Pocket change doubled as a time machine on a recent Friday at Kobo. The Pinkertones, performing the first night of a two-night stand, planned to play Weezer's Blue Album and Pinkerton on consecutive evenings, with a coin flip at the start of the first concert determining the pecking order.
Pocket change doubled as a time machine on a recent Friday at Kobo.
The Pinkertones, performing the first night of a two-night stand, planned to play Weezer's Blue Album and Pinkerton on consecutive evenings, with a coin flip at the start of the first concert determining the pecking order. Sharon Udoh of opener The DewDroppers did the honors, and when the coin turned up heads the audience was instantly transported back to 1994 - the year Weezer's Blue Album surfaced.

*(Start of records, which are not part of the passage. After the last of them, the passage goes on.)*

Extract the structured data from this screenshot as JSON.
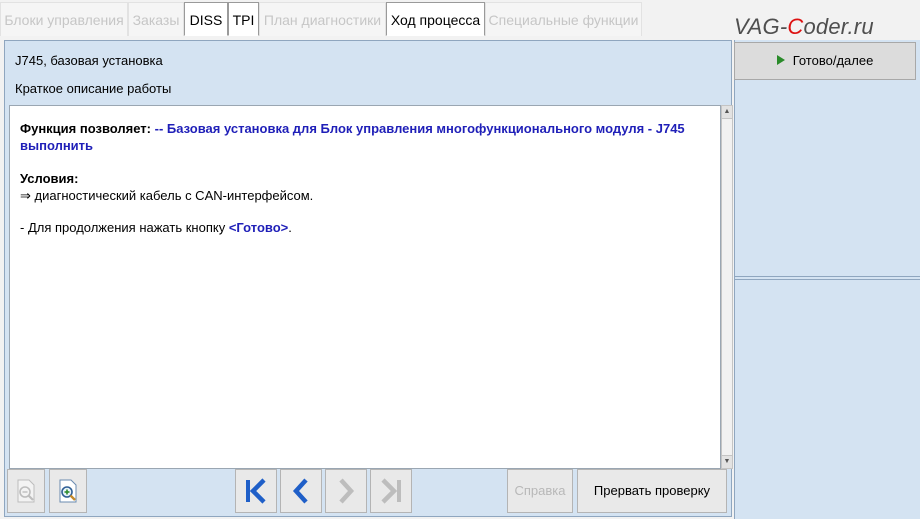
{
  "tabs": [
    {
      "label": "Блоки управления",
      "active": false
    },
    {
      "label": "Заказы",
      "active": false
    },
    {
      "label": "DISS",
      "active": true
    },
    {
      "label": "TPI",
      "active": true
    },
    {
      "label": "План диагностики",
      "active": false
    },
    {
      "label": "Ход процесса",
      "active": true
    },
    {
      "label": "Специальные функции",
      "active": false
    }
  ],
  "watermark": {
    "part1": "VAG-",
    "part2": "C",
    "part3": "oder.ru"
  },
  "header": {
    "title": "J745, базовая установка",
    "subtitle": "Краткое описание работы"
  },
  "content": {
    "function_label": "Функция позволяет:",
    "function_text": "-- Базовая установка для Блок управления многофункционального модуля - J745 выполнить",
    "conditions_label": "Условия:",
    "condition_arrow": "⇒",
    "condition_text": "диагностический кабель с CAN-интерфейсом.",
    "instruction_prefix": "- Для продолжения нажать кнопку",
    "instruction_button": "<Готово>",
    "instruction_suffix": "."
  },
  "toolbar": {
    "help_label": "Справка",
    "abort_label": "Прервать проверку"
  },
  "right_panel": {
    "next_label": "Готово/далее"
  },
  "colors": {
    "accent_blue": "#1f1fb8",
    "panel_bg": "#d4e3f2",
    "play_green": "#2a8b2a",
    "nav_blue": "#1f5fc8"
  }
}
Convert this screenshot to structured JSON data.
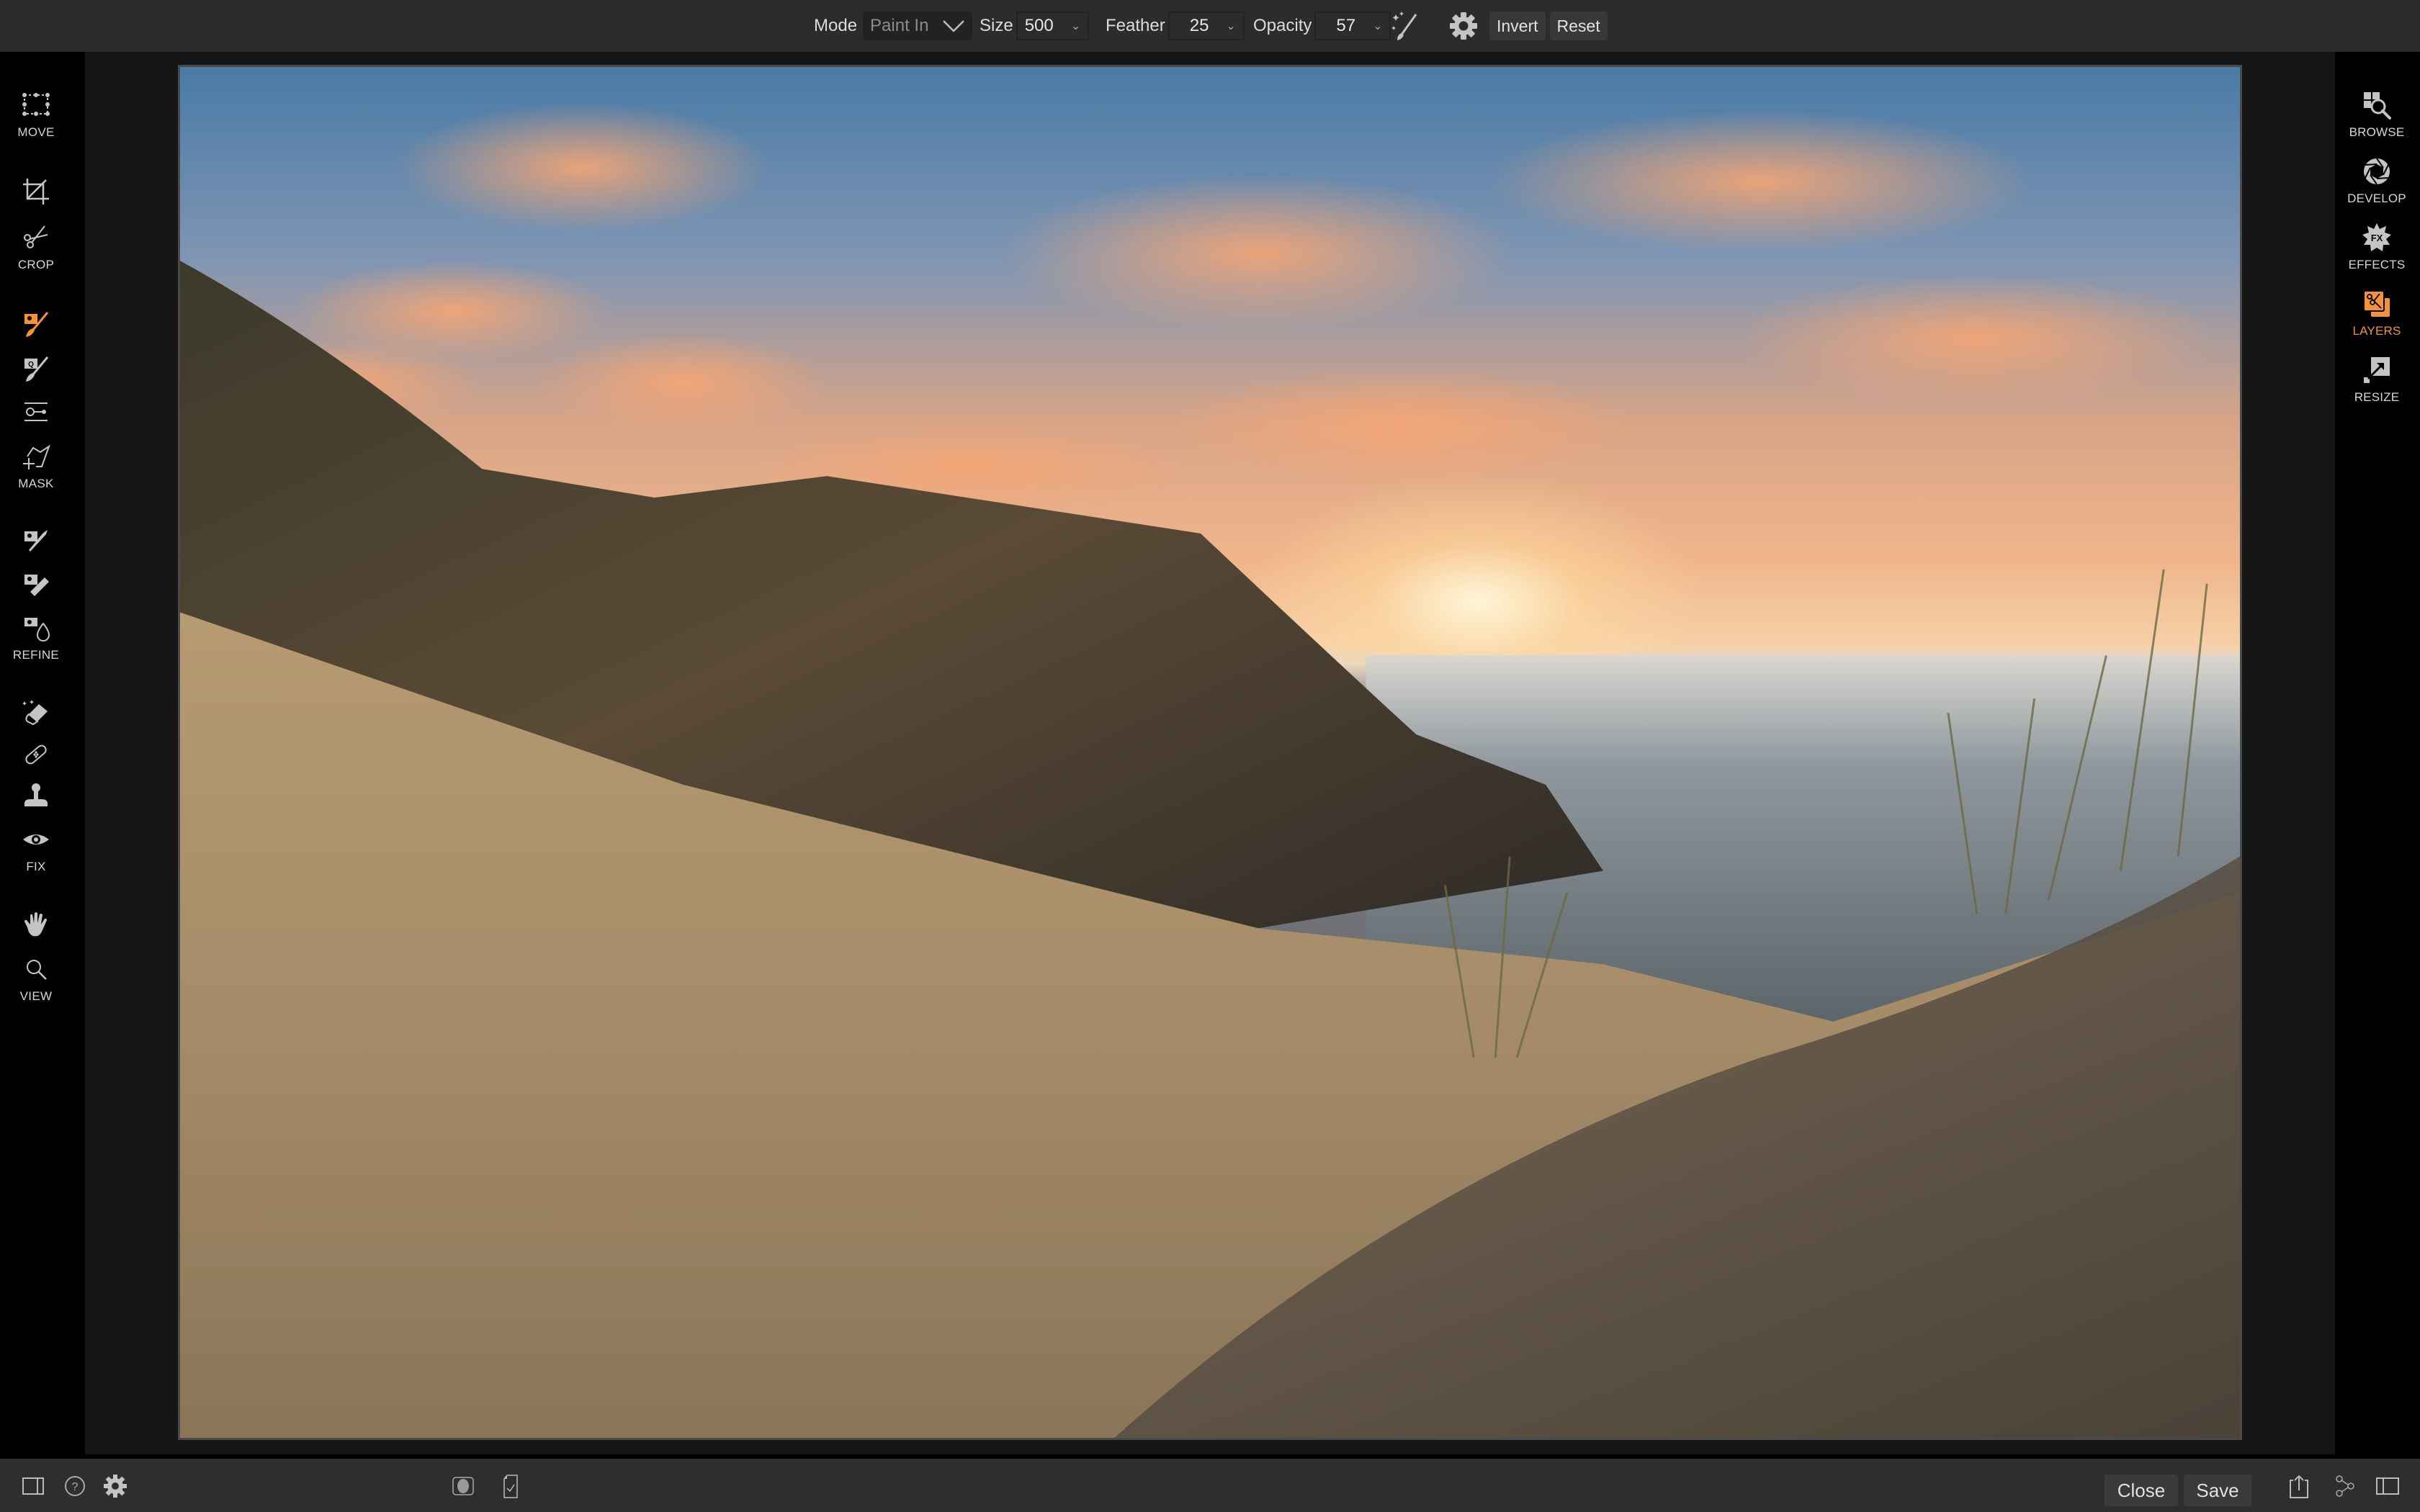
{
  "topbar": {
    "mode_label": "Mode",
    "mode_value": "Paint In",
    "size_label": "Size",
    "size_value": "500",
    "feather_label": "Feather",
    "feather_value": "25",
    "opacity_label": "Opacity",
    "opacity_value": "57",
    "magic_brush_icon": "magic-brush",
    "settings_icon": "gear",
    "invert_label": "Invert",
    "reset_label": "Reset"
  },
  "left_tools": [
    {
      "group": "MOVE",
      "items": [
        "move-transform"
      ]
    },
    {
      "group": "CROP",
      "items": [
        "crop",
        "cut-scissors"
      ]
    },
    {
      "group": "MASK",
      "items": [
        "paint-mask-brush",
        "quick-mask-brush",
        "gradient-mask",
        "polygon-lasso"
      ]
    },
    {
      "group": "REFINE",
      "items": [
        "chisel",
        "blur-mask",
        "color-range"
      ]
    },
    {
      "group": "FIX",
      "items": [
        "retouch-eraser",
        "heal-bandage",
        "clone-stamp",
        "red-eye"
      ]
    },
    {
      "group": "VIEW",
      "items": [
        "hand-pan",
        "zoom"
      ]
    }
  ],
  "left_labels": {
    "move": "MOVE",
    "crop": "CROP",
    "mask": "MASK",
    "refine": "REFINE",
    "fix": "FIX",
    "view": "VIEW"
  },
  "right_modules": [
    {
      "label": "BROWSE",
      "icon": "browse"
    },
    {
      "label": "DEVELOP",
      "icon": "aperture"
    },
    {
      "label": "EFFECTS",
      "icon": "fx-star"
    },
    {
      "label": "LAYERS",
      "icon": "layers",
      "active": true
    },
    {
      "label": "RESIZE",
      "icon": "resize"
    }
  ],
  "bottombar": {
    "close_label": "Close",
    "save_label": "Save"
  },
  "colors": {
    "accent": "#f3923a",
    "topbar_bg": "#2c2c2c",
    "canvas_bg": "#151515",
    "sidebar_bg": "#000000"
  }
}
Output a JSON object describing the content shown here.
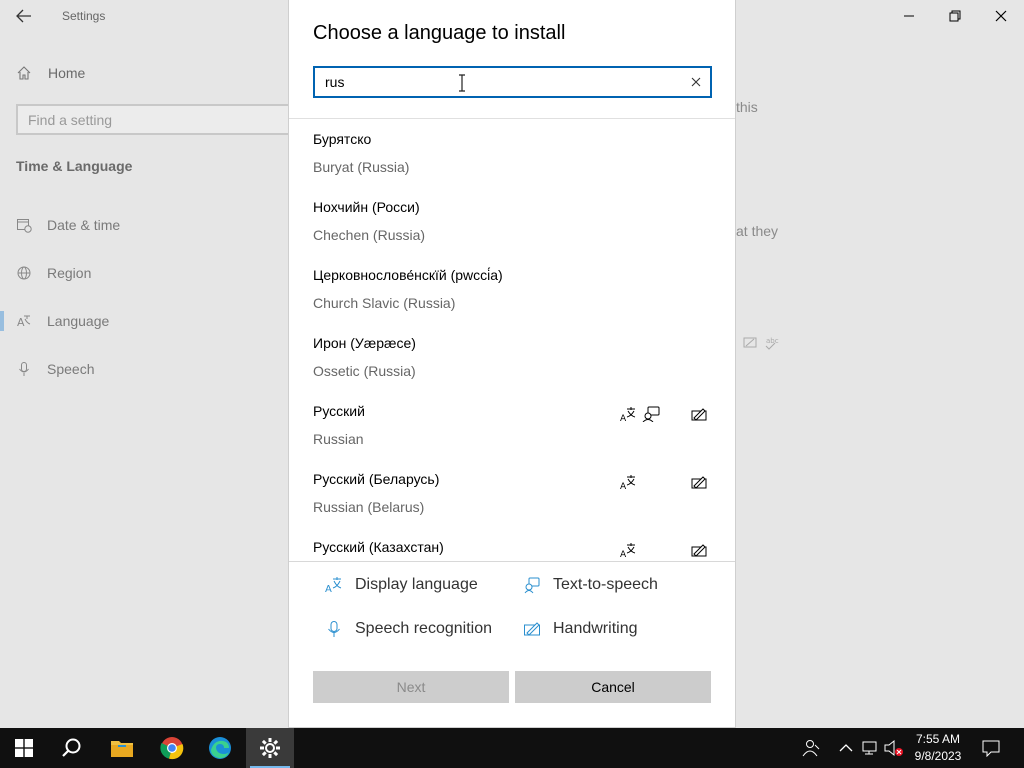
{
  "settings": {
    "app_title": "Settings",
    "nav_home": "Home",
    "find_placeholder": "Find a setting",
    "section_title": "Time & Language",
    "nav_items": [
      {
        "label": "Date & time",
        "icon": "calendar-clock-icon"
      },
      {
        "label": "Region",
        "icon": "globe-icon"
      },
      {
        "label": "Language",
        "icon": "language-icon"
      },
      {
        "label": "Speech",
        "icon": "microphone-icon"
      }
    ],
    "bg_fragments": [
      "this",
      "at they"
    ]
  },
  "dialog": {
    "title": "Choose a language to install",
    "search_value": "rus",
    "languages": [
      {
        "native": "Бурятско",
        "english": "Buryat (Russia)",
        "display": false,
        "tts": false,
        "handwriting": false
      },
      {
        "native": "Нохчийн (Росси)",
        "english": "Chechen (Russia)",
        "display": false,
        "tts": false,
        "handwriting": false
      },
      {
        "native": "Церковнослове́нскїй (рwссі́а)",
        "english": "Church Slavic (Russia)",
        "display": false,
        "tts": false,
        "handwriting": false
      },
      {
        "native": "Ирон (Уæрæсе)",
        "english": "Ossetic (Russia)",
        "display": false,
        "tts": false,
        "handwriting": false
      },
      {
        "native": "Русский",
        "english": "Russian",
        "display": true,
        "tts": true,
        "handwriting": true
      },
      {
        "native": "Русский (Беларусь)",
        "english": "Russian (Belarus)",
        "display": true,
        "tts": false,
        "handwriting": true
      },
      {
        "native": "Русский (Казахстан)",
        "english": "",
        "display": true,
        "tts": false,
        "handwriting": true
      }
    ],
    "legend": {
      "display_language": "Display language",
      "text_to_speech": "Text-to-speech",
      "speech_recognition": "Speech recognition",
      "handwriting": "Handwriting"
    },
    "next_label": "Next",
    "cancel_label": "Cancel"
  },
  "taskbar": {
    "time": "7:55 AM",
    "date": "9/8/2023"
  },
  "colors": {
    "accent": "#0063b1",
    "icon_accent": "#2a8fcf"
  }
}
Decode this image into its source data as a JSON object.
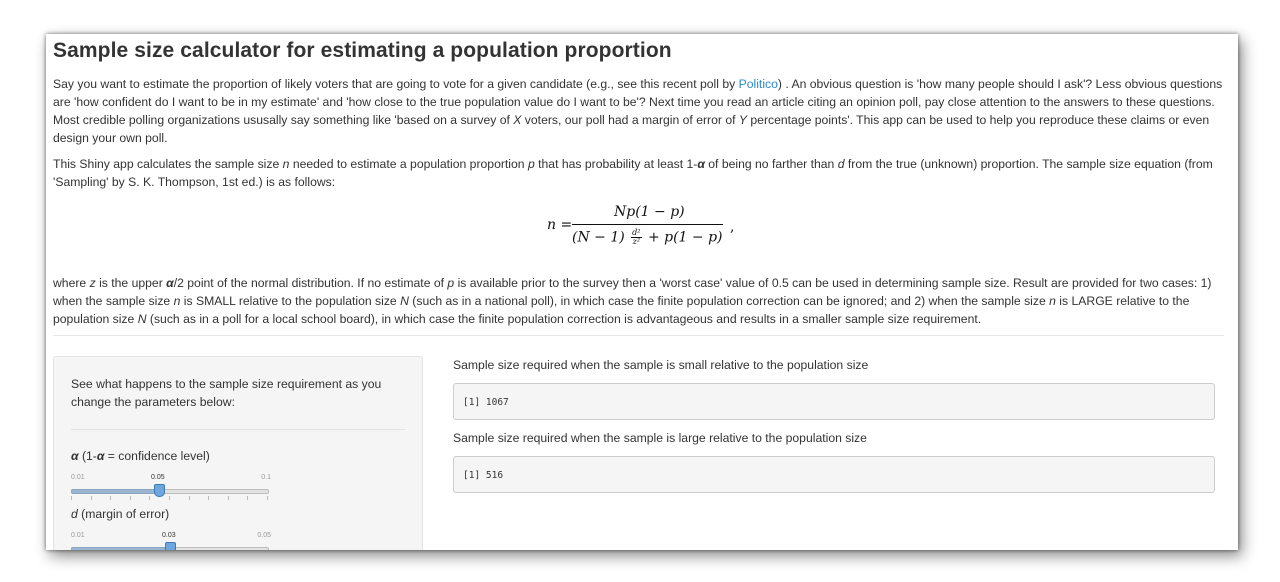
{
  "title": "Sample size calculator for estimating a population proportion",
  "intro": {
    "part1": "Say you want to estimate the proportion of likely voters that are going to vote for a given candidate (e.g., see this recent poll by ",
    "link": "Politico",
    "part2": ") . An obvious question is 'how many people should I ask'? Less obvious questions are 'how confident do I want to be in my estimate' and 'how close to the true population value do I want to be'? Next time you read an article citing an opinion poll, pay close attention to the answers to these questions. Most credible polling organizations ususally say something like 'based on a survey of ",
    "xvar": "X",
    "part3": " voters, our poll had a margin of error of ",
    "yvar": "Y",
    "part4": " percentage points'. This app can be used to help you reproduce these claims or even design your own poll."
  },
  "description": {
    "a": "This Shiny app calculates the sample size ",
    "n": "n",
    "b": " needed to estimate a population proportion ",
    "p": "p",
    "c": " that has probability at least 1-",
    "alpha": "α",
    "d": " of being no farther than ",
    "dvar": "d",
    "e": " from the true (unknown) proportion. The sample size equation (from 'Sampling' by S. K. Thompson, 1st ed.) is as follows:"
  },
  "formula": {
    "lhs": "n =",
    "numerator": "Np(1 − p)",
    "denominator_left": "(N − 1)",
    "d2": "d²",
    "z2": "z²",
    "denominator_right": "+ p(1 − p)",
    "trailing": ","
  },
  "details": {
    "a": "where ",
    "z": "z",
    "b": " is the upper ",
    "alpha2": "α",
    "c": "/2 point of the normal distribution. If no estimate of ",
    "p": "p",
    "d": " is available prior to the survey then a 'worst case' value of 0.5 can be used in determining sample size. Result are provided for two cases: 1) when the sample size ",
    "n1": "n",
    "e": " is SMALL relative to the population size ",
    "N1": "N",
    "f": " (such as in a national poll), in which case the finite population correction can be ignored; and 2) when the sample size ",
    "n2": "n",
    "g": " is LARGE relative to the population size ",
    "N2": "N",
    "h": " (such as in a poll for a local school board), in which case the finite population correction is advantageous and results in a smaller sample size requirement."
  },
  "sidebar": {
    "intro": "See what happens to the sample size requirement as you change the parameters below:",
    "alpha_slider": {
      "symbol": "α",
      "label_a": " (1-",
      "symbol2": "α",
      "label_b": " = confidence level)",
      "min": "0.01",
      "max": "0.1",
      "value": "0.05",
      "fraction": 0.444
    },
    "d_slider": {
      "symbol": "d",
      "label": " (margin of error)",
      "min": "0.01",
      "max": "0.05",
      "value": "0.03",
      "fraction": 0.5
    }
  },
  "outputs": {
    "small_label": "Sample size required when the sample is small relative to the population size",
    "small_value": "[1] 1067",
    "large_label": "Sample size required when the sample is large relative to the population size",
    "large_value": "[1] 516"
  },
  "colors": {
    "link": "#2a8bc9",
    "handle": "#6ea6dd"
  }
}
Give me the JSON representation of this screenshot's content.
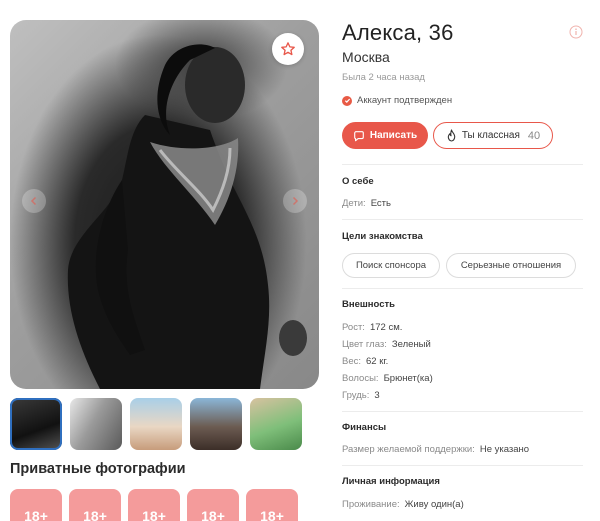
{
  "profile": {
    "name": "Алекса, 36",
    "city": "Москва",
    "last_seen": "Была 2 часа назад",
    "verified": "Аккаунт подтвержден"
  },
  "actions": {
    "write_label": "Написать",
    "like_label": "Ты классная",
    "like_count": "40"
  },
  "about": {
    "title": "О себе",
    "children_key": "Дети:",
    "children_value": "Есть"
  },
  "goals": {
    "title": "Цели знакомства",
    "chips": [
      "Поиск спонсора",
      "Серьезные отношения"
    ]
  },
  "appearance": {
    "title": "Внешность",
    "rows": [
      {
        "key": "Рост:",
        "value": "172 см."
      },
      {
        "key": "Цвет глаз:",
        "value": "Зеленый"
      },
      {
        "key": "Вес:",
        "value": "62 кг."
      },
      {
        "key": "Волосы:",
        "value": "Брюнет(ка)"
      },
      {
        "key": "Грудь:",
        "value": "3"
      }
    ]
  },
  "finance": {
    "title": "Финансы",
    "support_key": "Размер желаемой поддержки:",
    "support_value": "Не указано"
  },
  "personal": {
    "title": "Личная информация",
    "living_key": "Проживание:",
    "living_value": "Живу один(а)"
  },
  "gallery": {
    "private_title": "Приватные фотографии",
    "private_badges": [
      "18+",
      "18+",
      "18+",
      "18+",
      "18+"
    ]
  },
  "colors": {
    "accent": "#e8574a",
    "private_card": "#f49b9b"
  },
  "icons": {
    "favorite": "star-icon",
    "info": "info-icon",
    "verified": "check-icon",
    "write": "chat-icon",
    "like": "flame-icon"
  }
}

Though many of the songs on Weezer's much-ballyhooed debut celebrate escapism and solitude, with singer/guitarist Rivers Cuomo alternately holing up at home ("In My Garage") and in his own head ("Only in Dreams"), here they functioned as communal anthems, with the audience boisterously singing/shouting each word alongside Pinkertones frontman Phil Cogley.
Cogley and his band, which included local mainstays Alex Weinhardt (drums), Ben Schreiber (bass) and Jacob Wooten (guitar), fed off this energy, delivering an hour-long set that transcended mere nostalgia. True, the songs didn't venture far from the originals, but the mates appeared less invested in recreating a note-for-note copy of the album than in capturing the wit, pathos and power-pop energy of tunes like "My Name is Jonas" and the towering "Say It Ain't So." Best of all might have been the majestic "Only in Dreams," which simmered for five hypnotic minutes before the twin guitarists locked in and pushed the song to a grand climax, like a plane picking up speed and gracefully lifting off the runway.
Of course any attendees hoping to hear later Weezer material like "Hash Pipe" might have been disappointed; they probably would have had as much luck getting fictional '80s Billy Joel cover band Uptown Girl to play "We Didn't Start the Fire."
Instead the focus remained wholly on that era prior to the time Cuomo started cavorting with Muppets. In turn, The Pinkertones offered up a handful of time-appropriate B-sides, bashing through a gnarled take on "Mykel & Carli" and a sweetly melodic "Suzanne." The band also previewed Saturday's show, performing a pair of cuts off Pinkerton: "Why Bother?" and a riotous "The Good Life." Judging by the brief teaser, I'm betting audiences enjoyed the second evening every bit as much as the first.